→ **WHAT YOU ARE ASKED TO DO**: Working through the lines below, return each one that holds "cursos".

→ **DATA PROVIDED**:
--------------------

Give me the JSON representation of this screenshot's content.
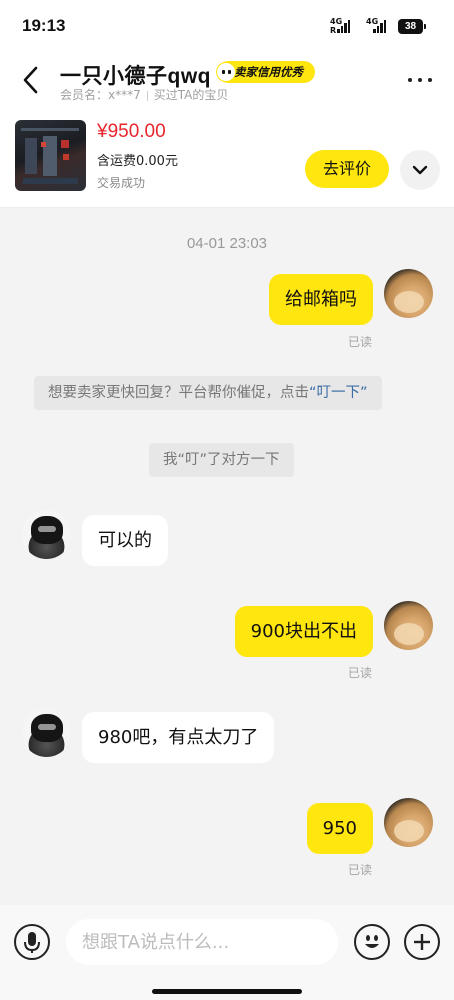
{
  "status_bar": {
    "time": "19:13",
    "signal1_label": "4G",
    "signal1_sub": "R",
    "signal2_label": "4G",
    "battery": "38"
  },
  "header": {
    "title": "一只小德子qwq",
    "badge": "卖家信用优秀",
    "member_label": "会员名：x***7",
    "bought_label": "买过TA的宝贝",
    "icons": [
      "back-arrow-icon",
      "more-dots-icon"
    ]
  },
  "product": {
    "price": "¥950.00",
    "shipping": "含运费0.00元",
    "status": "交易成功",
    "review_button": "去评价"
  },
  "chat": {
    "timestamp": "04-01 23:03",
    "messages": [
      {
        "side": "me",
        "text": "给邮箱吗",
        "read": "已读"
      },
      {
        "side": "system",
        "text_before": "想要卖家更快回复？平台帮你催促，点击",
        "link": "“叮一下”"
      },
      {
        "side": "system",
        "text": "我“叮”了对方一下"
      },
      {
        "side": "them",
        "text": "可以的"
      },
      {
        "side": "me",
        "text": "900块出不出",
        "read": "已读"
      },
      {
        "side": "them",
        "text": "980吧，有点太刀了"
      },
      {
        "side": "me",
        "text": "950",
        "read": "已读"
      }
    ]
  },
  "input_bar": {
    "placeholder": "想跟TA说点什么...",
    "icons": [
      "microphone-icon",
      "emoji-icon",
      "plus-icon"
    ]
  },
  "colors": {
    "accent": "#ffe60f",
    "price": "#e8262e",
    "link": "#3b6ea5"
  }
}
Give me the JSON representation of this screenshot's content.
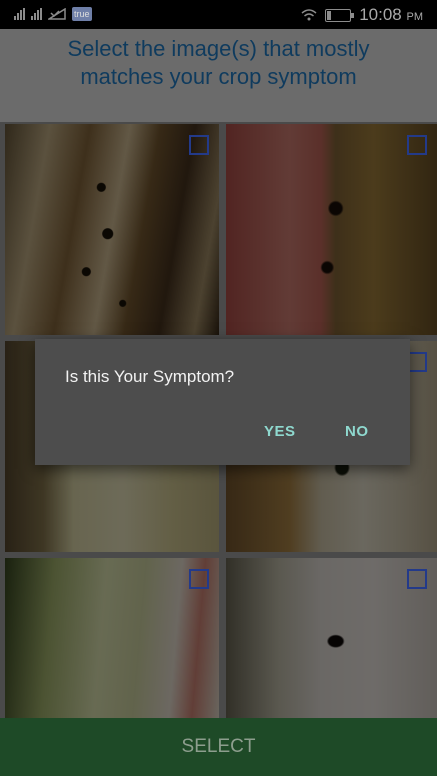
{
  "status_bar": {
    "carrier": "true",
    "time": "10:08",
    "ampm": "PM",
    "icons": [
      "signal-icon",
      "signal-icon",
      "check-signal-icon",
      "carrier-icon",
      "wifi-icon",
      "battery-icon"
    ],
    "battery_level": 0.15
  },
  "header": {
    "line1": "Select the image(s) that mostly",
    "line2": "matches your crop symptom"
  },
  "grid": {
    "tiles": [
      {
        "name": "symptom-image-1",
        "selected": false
      },
      {
        "name": "symptom-image-2",
        "selected": false
      },
      {
        "name": "symptom-image-3",
        "selected": false
      },
      {
        "name": "symptom-image-4",
        "selected": false
      },
      {
        "name": "symptom-image-5",
        "selected": false
      },
      {
        "name": "symptom-image-6",
        "selected": false
      }
    ]
  },
  "dialog": {
    "message": "Is this Your Symptom?",
    "yes_label": "YES",
    "no_label": "NO",
    "accent_color": "#8fd9cf"
  },
  "footer": {
    "select_label": "SELECT",
    "background_color": "#1e4a27"
  }
}
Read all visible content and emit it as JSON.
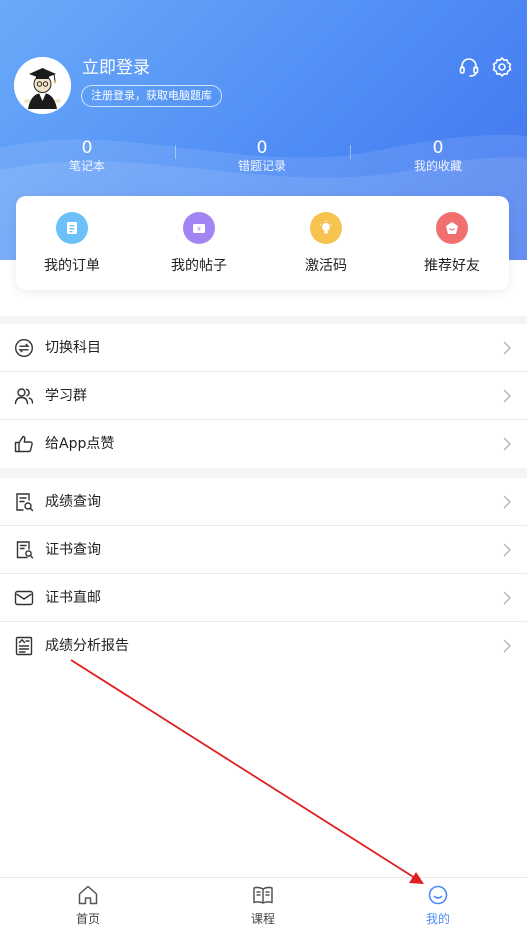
{
  "header": {
    "login_title": "立即登录",
    "login_pill": "注册登录，获取电脑题库",
    "icons": {
      "support": "headset-icon",
      "settings": "gear-icon"
    },
    "stats": [
      {
        "num": "0",
        "label": "笔记本"
      },
      {
        "num": "0",
        "label": "错题记录"
      },
      {
        "num": "0",
        "label": "我的收藏"
      }
    ]
  },
  "quick": [
    {
      "label": "我的订单",
      "icon": "order-icon",
      "color": "#5fb6f5"
    },
    {
      "label": "我的帖子",
      "icon": "post-icon",
      "color": "#9b7cf2"
    },
    {
      "label": "激活码",
      "icon": "activation-icon",
      "color": "#f6c24a"
    },
    {
      "label": "推荐好友",
      "icon": "recommend-icon",
      "color": "#f16a6a"
    }
  ],
  "menu": [
    {
      "label": "切换科目",
      "icon": "switch-icon"
    },
    {
      "label": "学习群",
      "icon": "group-icon"
    },
    {
      "label": "给App点赞",
      "icon": "thumbs-up-icon"
    },
    {
      "label": "成绩查询",
      "icon": "score-query-icon"
    },
    {
      "label": "证书查询",
      "icon": "certificate-query-icon"
    },
    {
      "label": "证书直邮",
      "icon": "mail-icon"
    },
    {
      "label": "成绩分析报告",
      "icon": "report-icon"
    }
  ],
  "tabs": [
    {
      "label": "首页",
      "icon": "home-icon"
    },
    {
      "label": "课程",
      "icon": "course-book-icon"
    },
    {
      "label": "我的",
      "icon": "profile-smile-icon",
      "active": true
    }
  ],
  "colors": {
    "accent": "#4d8cf5",
    "annotation_arrow": "#e02020"
  }
}
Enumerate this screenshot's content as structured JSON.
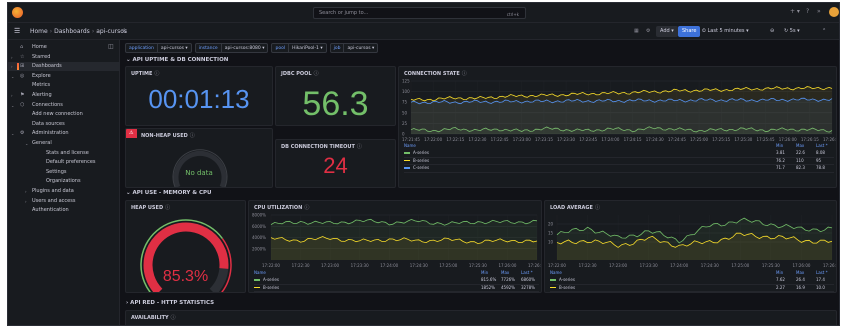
{
  "topbar": {
    "search_placeholder": "Search or jump to...",
    "search_shortcut": "ctrl+k",
    "help_label": "?",
    "news_label": "»"
  },
  "breadcrumb": {
    "home": "Home",
    "dashboards": "Dashboards",
    "current": "api-cursos"
  },
  "toolbar": {
    "add_label": "Add ▾",
    "share_label": "Share",
    "time_range": "Last 5 minutes ▾",
    "refresh_label": "5s ▾"
  },
  "sidebar": {
    "items": [
      {
        "label": "Home",
        "icon": "home-icon",
        "glyph": "⌂",
        "chev": ""
      },
      {
        "label": "Starred",
        "icon": "star-icon",
        "glyph": "☆",
        "chev": "›"
      },
      {
        "label": "Dashboards",
        "icon": "dashboards-icon",
        "glyph": "⊞",
        "chev": "›",
        "active": true
      },
      {
        "label": "Explore",
        "icon": "compass-icon",
        "glyph": "◎",
        "chev": "⌄"
      },
      {
        "label": "Metrics",
        "sub": true
      },
      {
        "label": "Alerting",
        "icon": "bell-icon",
        "glyph": "⚑",
        "chev": "›"
      },
      {
        "label": "Connections",
        "icon": "plug-icon",
        "glyph": "⬡",
        "chev": "⌄"
      },
      {
        "label": "Add new connection",
        "sub": true
      },
      {
        "label": "Data sources",
        "sub": true
      },
      {
        "label": "Administration",
        "icon": "gear-icon",
        "glyph": "⚙",
        "chev": "⌄"
      },
      {
        "label": "General",
        "sub": true,
        "chev": "⌄"
      },
      {
        "label": "Stats and license",
        "sub2": true
      },
      {
        "label": "Default preferences",
        "sub2": true
      },
      {
        "label": "Settings",
        "sub2": true
      },
      {
        "label": "Organizations",
        "sub2": true
      },
      {
        "label": "Plugins and data",
        "sub": true,
        "chev": "›"
      },
      {
        "label": "Users and access",
        "sub": true,
        "chev": "›"
      },
      {
        "label": "Authentication",
        "sub": true
      }
    ]
  },
  "variables": [
    {
      "key": "application",
      "value": "api-cursos ▾"
    },
    {
      "key": "instance",
      "value": "api-cursos:8080 ▾"
    },
    {
      "key": "pool",
      "value": "HikariPool-1 ▾"
    },
    {
      "key": "job",
      "value": "api-cursos ▾"
    }
  ],
  "rows": {
    "uptime_db": "⌄ API UPTIME & DB CONNECTION",
    "memory_cpu": "⌄ API USE - MEMORY & CPU",
    "red": "› API RED - HTTP STATISTICS"
  },
  "panels": {
    "uptime": {
      "title": "UPTIME",
      "value": "00:01:13"
    },
    "jdbc": {
      "title": "JDBC POOL",
      "value": "56.3"
    },
    "nonheap": {
      "title": "NON-HEAP USED",
      "value": "No data"
    },
    "db_timeout": {
      "title": "DB CONNECTION TIMEOUT",
      "value": "24"
    },
    "heap": {
      "title": "HEAP USED",
      "value": "85.3%"
    },
    "availability": {
      "title": "AVAILABILITY"
    },
    "connection_state": {
      "title": "CONNECTION STATE",
      "legend_headers": {
        "name": "Name",
        "min": "Min",
        "max": "Max",
        "last": "Last *"
      },
      "legend": [
        {
          "name": "A-series",
          "min": "3.81",
          "max": "22.6",
          "last": "8.08"
        },
        {
          "name": "B-series",
          "min": "76.2",
          "max": "110",
          "last": "95"
        },
        {
          "name": "C-series",
          "min": "71.7",
          "max": "82.3",
          "last": "78.8"
        }
      ]
    },
    "cpu": {
      "title": "CPU UTILIZATION",
      "legend_headers": {
        "name": "Name",
        "min": "Min",
        "max": "Max",
        "last": "Last *"
      },
      "legend": [
        {
          "name": "A-series",
          "min": "815.6%",
          "max": "7726%",
          "last": "6860%"
        },
        {
          "name": "B-series",
          "min": "1852%",
          "max": "4592%",
          "last": "3278%"
        }
      ]
    },
    "load": {
      "title": "LOAD AVERAGE",
      "legend_headers": {
        "name": "Name",
        "min": "Min",
        "max": "Max",
        "last": "Last *"
      },
      "legend": [
        {
          "name": "A-series",
          "min": "7.62",
          "max": "26.4",
          "last": "17.4"
        },
        {
          "name": "B-series",
          "min": "2.27",
          "max": "16.9",
          "last": "10.0"
        }
      ]
    }
  },
  "colors": {
    "green": "#73bf69",
    "yellow": "#fade2a",
    "blue": "#5794f2",
    "red": "#e02f44",
    "accent": "#3d71d9"
  },
  "chart_data": [
    {
      "type": "line",
      "title": "CONNECTION STATE",
      "x": [
        "17:21:45",
        "17:22:00",
        "17:22:15",
        "17:22:30",
        "17:22:45",
        "17:23:00",
        "17:23:15",
        "17:23:30",
        "17:23:45",
        "17:24:00",
        "17:24:15",
        "17:24:30",
        "17:24:45",
        "17:25:00",
        "17:25:15",
        "17:25:30",
        "17:25:45",
        "17:26:00",
        "17:26:15",
        "17:26:30"
      ],
      "ylim": [
        0,
        125
      ],
      "yticks": [
        "125",
        "100",
        "75",
        "50",
        "25",
        "0"
      ],
      "series": [
        {
          "name": "A-series",
          "color": "#73bf69",
          "values": [
            10,
            8,
            12,
            9,
            11,
            7,
            13,
            10,
            8,
            12,
            9,
            14,
            11,
            8,
            10,
            12,
            9,
            11,
            10,
            8
          ]
        },
        {
          "name": "B-series",
          "color": "#fade2a",
          "values": [
            80,
            82,
            85,
            84,
            88,
            90,
            91,
            93,
            95,
            96,
            98,
            100,
            102,
            103,
            104,
            106,
            107,
            108,
            108,
            109
          ]
        },
        {
          "name": "C-series",
          "color": "#5794f2",
          "values": [
            74,
            75,
            75,
            76,
            76,
            77,
            77,
            78,
            78,
            78,
            79,
            79,
            79,
            80,
            80,
            80,
            80,
            81,
            81,
            81
          ]
        }
      ]
    },
    {
      "type": "line",
      "title": "CPU UTILIZATION",
      "x": [
        "17:22:00",
        "17:22:30",
        "17:23:00",
        "17:23:30",
        "17:24:00",
        "17:24:30",
        "17:25:00",
        "17:25:30",
        "17:26:00",
        "17:26:30"
      ],
      "ylim": [
        0,
        8000
      ],
      "yticks": [
        "8000%",
        "6000%",
        "4000%",
        "2000%"
      ],
      "series": [
        {
          "name": "A-series",
          "color": "#73bf69",
          "values": [
            6300,
            6800,
            6500,
            7000,
            6600,
            6900,
            6400,
            6800,
            6700,
            6860
          ]
        },
        {
          "name": "B-series",
          "color": "#fade2a",
          "values": [
            3800,
            3500,
            3900,
            3300,
            3700,
            3400,
            3600,
            3200,
            3500,
            3278
          ]
        }
      ]
    },
    {
      "type": "line",
      "title": "LOAD AVERAGE",
      "x": [
        "17:22:00",
        "17:22:30",
        "17:23:00",
        "17:23:30",
        "17:24:00",
        "17:24:30",
        "17:25:00",
        "17:25:30",
        "17:26:00",
        "17:26:30"
      ],
      "ylim": [
        0,
        25
      ],
      "yticks": [
        "20",
        "15",
        "10"
      ],
      "series": [
        {
          "name": "A-series",
          "color": "#73bf69",
          "values": [
            14,
            18,
            12,
            16,
            11,
            19,
            22,
            20,
            17,
            17.4
          ]
        },
        {
          "name": "B-series",
          "color": "#fade2a",
          "values": [
            9,
            11,
            8,
            12,
            8,
            10,
            14,
            13,
            11,
            10.0
          ]
        }
      ]
    }
  ]
}
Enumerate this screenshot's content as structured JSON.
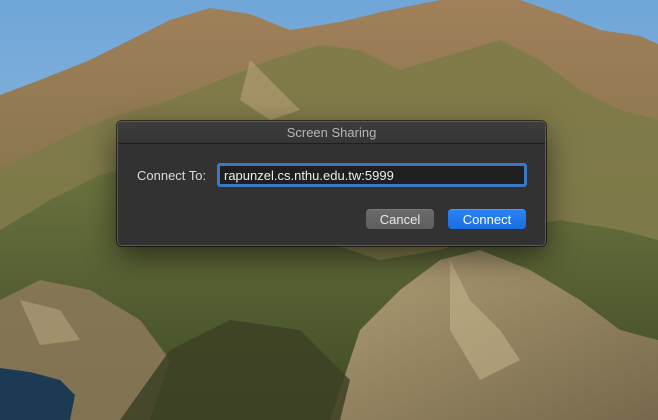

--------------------

→ **SOLUTION**:
    "current": "api-cursos"
      "value": "api-cursos ▾"
      "value": "api-cursos:8080 ▾"
      "value": "api-cursos ▾"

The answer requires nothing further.